Dataset excerpts:

= Beginning of Section =

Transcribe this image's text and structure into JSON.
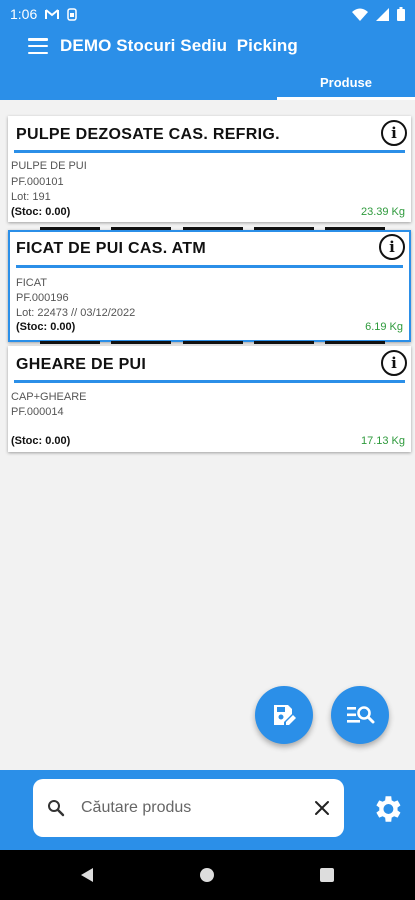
{
  "status_bar": {
    "time": "1:06",
    "icons": [
      "gmail-icon",
      "sim-icon",
      "wifi-icon",
      "signal-icon",
      "battery-icon"
    ]
  },
  "app_bar": {
    "title": "DEMO Stocuri Sediu  Picking"
  },
  "tabs": [
    {
      "label": "Produse",
      "selected": true
    }
  ],
  "products": [
    {
      "name": "PULPE DEZOSATE CAS. REFRIG.",
      "description": "PULPE DE PUI",
      "code": "PF.000101",
      "lot": "Lot: 191",
      "stock": "(Stoc: 0.00)",
      "quantity": "23.39 Kg",
      "selected": false
    },
    {
      "name": "FICAT DE PUI CAS. ATM",
      "description": "FICAT",
      "code": "PF.000196",
      "lot": "Lot: 22473 // 03/12/2022",
      "stock": "(Stoc: 0.00)",
      "quantity": "6.19 Kg",
      "selected": true
    },
    {
      "name": "GHEARE DE PUI",
      "description": "CAP+GHEARE",
      "code": "PF.000014",
      "lot": "",
      "stock": "(Stoc: 0.00)",
      "quantity": "17.13 Kg",
      "selected": false
    }
  ],
  "info_icon_glyph": "i",
  "search": {
    "placeholder": "Căutare produs",
    "value": ""
  },
  "colors": {
    "primary": "#2b8fe8",
    "quantity": "#2e9a3c",
    "nav_background": "#000000"
  }
}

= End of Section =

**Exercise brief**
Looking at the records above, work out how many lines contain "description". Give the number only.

**Response area**
3